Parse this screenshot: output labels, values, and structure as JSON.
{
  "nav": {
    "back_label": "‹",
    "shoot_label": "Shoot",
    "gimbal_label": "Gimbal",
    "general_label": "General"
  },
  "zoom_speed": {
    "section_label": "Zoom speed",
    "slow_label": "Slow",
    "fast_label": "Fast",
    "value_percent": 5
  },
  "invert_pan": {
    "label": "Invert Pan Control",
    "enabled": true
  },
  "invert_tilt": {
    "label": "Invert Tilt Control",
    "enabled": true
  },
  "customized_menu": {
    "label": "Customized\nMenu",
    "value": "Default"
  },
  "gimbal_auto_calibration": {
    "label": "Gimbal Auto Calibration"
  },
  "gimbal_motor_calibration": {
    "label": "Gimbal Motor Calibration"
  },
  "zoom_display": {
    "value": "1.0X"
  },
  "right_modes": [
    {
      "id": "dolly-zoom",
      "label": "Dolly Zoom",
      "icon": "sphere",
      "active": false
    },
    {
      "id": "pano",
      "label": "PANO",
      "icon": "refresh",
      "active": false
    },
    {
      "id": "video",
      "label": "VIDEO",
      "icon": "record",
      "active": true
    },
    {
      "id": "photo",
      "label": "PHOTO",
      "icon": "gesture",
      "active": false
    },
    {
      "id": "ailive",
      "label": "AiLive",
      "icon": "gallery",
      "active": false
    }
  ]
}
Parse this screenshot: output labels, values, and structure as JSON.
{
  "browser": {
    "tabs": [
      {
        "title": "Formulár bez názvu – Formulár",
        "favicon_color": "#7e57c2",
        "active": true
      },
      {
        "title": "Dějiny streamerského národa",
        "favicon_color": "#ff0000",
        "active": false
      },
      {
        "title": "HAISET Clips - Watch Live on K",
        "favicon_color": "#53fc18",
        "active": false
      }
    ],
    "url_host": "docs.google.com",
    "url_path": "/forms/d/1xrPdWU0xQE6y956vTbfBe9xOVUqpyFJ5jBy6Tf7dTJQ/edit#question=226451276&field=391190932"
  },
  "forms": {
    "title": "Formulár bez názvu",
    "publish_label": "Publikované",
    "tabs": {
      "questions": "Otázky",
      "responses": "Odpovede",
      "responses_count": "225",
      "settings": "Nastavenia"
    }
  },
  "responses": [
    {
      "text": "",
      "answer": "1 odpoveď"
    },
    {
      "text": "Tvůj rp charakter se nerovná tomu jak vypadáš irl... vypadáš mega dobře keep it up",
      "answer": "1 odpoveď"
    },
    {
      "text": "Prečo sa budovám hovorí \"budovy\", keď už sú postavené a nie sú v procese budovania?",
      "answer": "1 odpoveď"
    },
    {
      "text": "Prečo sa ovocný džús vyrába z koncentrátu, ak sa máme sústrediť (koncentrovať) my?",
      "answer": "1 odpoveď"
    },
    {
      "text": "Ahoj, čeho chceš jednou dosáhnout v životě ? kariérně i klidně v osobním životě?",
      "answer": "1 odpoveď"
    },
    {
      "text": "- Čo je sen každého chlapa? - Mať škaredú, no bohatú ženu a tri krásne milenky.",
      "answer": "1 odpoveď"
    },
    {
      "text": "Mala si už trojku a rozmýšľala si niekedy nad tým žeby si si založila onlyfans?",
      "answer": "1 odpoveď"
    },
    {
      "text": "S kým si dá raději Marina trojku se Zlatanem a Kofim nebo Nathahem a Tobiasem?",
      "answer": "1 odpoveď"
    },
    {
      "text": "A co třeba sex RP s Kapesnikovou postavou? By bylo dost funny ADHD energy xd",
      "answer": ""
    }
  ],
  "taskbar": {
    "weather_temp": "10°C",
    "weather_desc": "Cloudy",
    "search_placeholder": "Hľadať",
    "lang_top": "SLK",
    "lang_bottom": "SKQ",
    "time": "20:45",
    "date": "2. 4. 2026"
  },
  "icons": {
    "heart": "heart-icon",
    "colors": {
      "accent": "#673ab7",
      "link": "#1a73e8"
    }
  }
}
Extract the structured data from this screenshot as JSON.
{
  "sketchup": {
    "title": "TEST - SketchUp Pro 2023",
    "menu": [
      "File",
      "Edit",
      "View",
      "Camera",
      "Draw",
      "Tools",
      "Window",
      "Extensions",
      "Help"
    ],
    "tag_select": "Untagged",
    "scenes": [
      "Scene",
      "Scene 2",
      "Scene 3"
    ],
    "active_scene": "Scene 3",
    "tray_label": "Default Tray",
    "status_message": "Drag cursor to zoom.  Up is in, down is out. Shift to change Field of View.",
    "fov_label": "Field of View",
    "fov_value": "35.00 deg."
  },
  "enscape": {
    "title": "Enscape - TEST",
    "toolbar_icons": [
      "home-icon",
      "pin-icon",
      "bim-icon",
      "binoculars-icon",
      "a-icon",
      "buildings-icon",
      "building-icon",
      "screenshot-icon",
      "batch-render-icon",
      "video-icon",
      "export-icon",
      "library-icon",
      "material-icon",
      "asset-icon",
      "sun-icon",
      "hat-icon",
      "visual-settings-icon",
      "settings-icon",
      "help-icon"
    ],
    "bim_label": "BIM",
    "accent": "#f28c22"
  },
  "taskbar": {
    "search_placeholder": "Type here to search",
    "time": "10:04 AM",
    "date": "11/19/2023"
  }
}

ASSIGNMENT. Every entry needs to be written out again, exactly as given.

ANSWER.
Parse this screenshot: output labels, values, and structure as JSON.
{
  "nav": {
    "back_label": "‹",
    "shoot_label": "Shoot",
    "gimbal_label": "Gimbal",
    "general_label": "General"
  },
  "zoom_speed": {
    "section_label": "Zoom speed",
    "slow_label": "Slow",
    "fast_label": "Fast",
    "value_percent": 5
  },
  "invert_pan": {
    "label": "Invert Pan Control",
    "enabled": true
  },
  "invert_tilt": {
    "label": "Invert Tilt Control",
    "enabled": true
  },
  "customized_menu": {
    "label": "Customized\nMenu",
    "value": "Default"
  },
  "gimbal_auto_calibration": {
    "label": "Gimbal Auto Calibration"
  },
  "gimbal_motor_calibration": {
    "label": "Gimbal Motor Calibration"
  },
  "zoom_display": {
    "value": "1.0X"
  },
  "right_modes": [
    {
      "id": "dolly-zoom",
      "label": "Dolly Zoom",
      "icon": "sphere",
      "active": false
    },
    {
      "id": "pano",
      "label": "PANO",
      "icon": "refresh",
      "active": false
    },
    {
      "id": "video",
      "label": "VIDEO",
      "icon": "record",
      "active": true
    },
    {
      "id": "photo",
      "label": "PHOTO",
      "icon": "gesture",
      "active": false
    },
    {
      "id": "ailive",
      "label": "AiLive",
      "icon": "gallery",
      "active": false
    }
  ]
}
Parse this screenshot: output labels, values, and structure as JSON.
{
  "browser": {
    "tabs": [
      {
        "title": "Formulár bez názvu – Formulár",
        "favicon_color": "#7e57c2",
        "active": true
      },
      {
        "title": "Dějiny streamerského národa",
        "favicon_color": "#ff0000",
        "active": false
      },
      {
        "title": "HAISET Clips - Watch Live on K",
        "favicon_color": "#53fc18",
        "active": false
      }
    ],
    "url_host": "docs.google.com",
    "url_path": "/forms/d/1xrPdWU0xQE6y956vTbfBe9xOVUqpyFJ5jBy6Tf7dTJQ/edit#question=226451276&field=391190932"
  },
  "forms": {
    "title": "Formulár bez názvu",
    "publish_label": "Publikované",
    "tabs": {
      "questions": "Otázky",
      "responses": "Odpovede",
      "responses_count": "225",
      "settings": "Nastavenia"
    }
  },
  "responses": [
    {
      "text": "",
      "answer": "1 odpoveď"
    },
    {
      "text": "Tvůj rp charakter se nerovná tomu jak vypadáš irl... vypadáš mega dobře keep it up",
      "answer": "1 odpoveď"
    },
    {
      "text": "Prečo sa budovám hovorí \"budovy\", keď už sú postavené a nie sú v procese budovania?",
      "answer": "1 odpoveď"
    },
    {
      "text": "Prečo sa ovocný džús vyrába z koncentrátu, ak sa máme sústrediť (koncentrovať) my?",
      "answer": "1 odpoveď"
    },
    {
      "text": "Ahoj, čeho chceš jednou dosáhnout v životě ? kariérně i klidně v osobním životě?",
      "answer": "1 odpoveď"
    },
    {
      "text": "- Čo je sen každého chlapa? - Mať škaredú, no bohatú ženu a tri krásne milenky.",
      "answer": "1 odpoveď"
    },
    {
      "text": "Mala si už trojku a rozmýšľala si niekedy nad tým žeby si si založila onlyfans?",
      "answer": "1 odpoveď"
    },
    {
      "text": "S kým si dá raději Marina trojku se Zlatanem a Kofim nebo Nathahem a Tobiasem?",
      "answer": "1 odpoveď"
    },
    {
      "text": "A co třeba sex RP s Kapesnikovou postavou? By bylo dost funny ADHD energy xd",
      "answer": ""
    }
  ],
  "taskbar": {
    "weather_temp": "10°C",
    "weather_desc": "Cloudy",
    "search_placeholder": "Hľadať",
    "lang_top": "SLK",
    "lang_bottom": "SKQ",
    "time": "20:45",
    "date": "2. 4. 2026"
  },
  "icons": {
    "heart": "heart-icon",
    "colors": {
      "accent": "#673ab7",
      "link": "#1a73e8"
    }
  }
}
Extract the structured data from this screenshot as JSON.
{
  "sketchup": {
    "title": "TEST - SketchUp Pro 2023",
    "menu": [
      "File",
      "Edit",
      "View",
      "Camera",
      "Draw",
      "Tools",
      "Window",
      "Extensions",
      "Help"
    ],
    "tag_select": "Untagged",
    "scenes": [
      "Scene",
      "Scene 2",
      "Scene 3"
    ],
    "active_scene": "Scene 3",
    "tray_label": "Default Tray",
    "status_message": "Drag cursor to zoom.  Up is in, down is out. Shift to change Field of View.",
    "fov_label": "Field of View",
    "fov_value": "35.00 deg."
  },
  "enscape": {
    "title": "Enscape - TEST",
    "toolbar_icons": [
      "home-icon",
      "pin-icon",
      "bim-icon",
      "binoculars-icon",
      "a-icon",
      "buildings-icon",
      "building-icon",
      "screenshot-icon",
      "batch-render-icon",
      "video-icon",
      "export-icon",
      "library-icon",
      "material-icon",
      "asset-icon",
      "sun-icon",
      "hat-icon",
      "visual-settings-icon",
      "settings-icon",
      "help-icon"
    ],
    "bim_label": "BIM",
    "accent": "#f28c22"
  },
  "taskbar": {
    "search_placeholder": "Type here to search",
    "time": "10:04 AM",
    "date": "11/19/2023"
  }
}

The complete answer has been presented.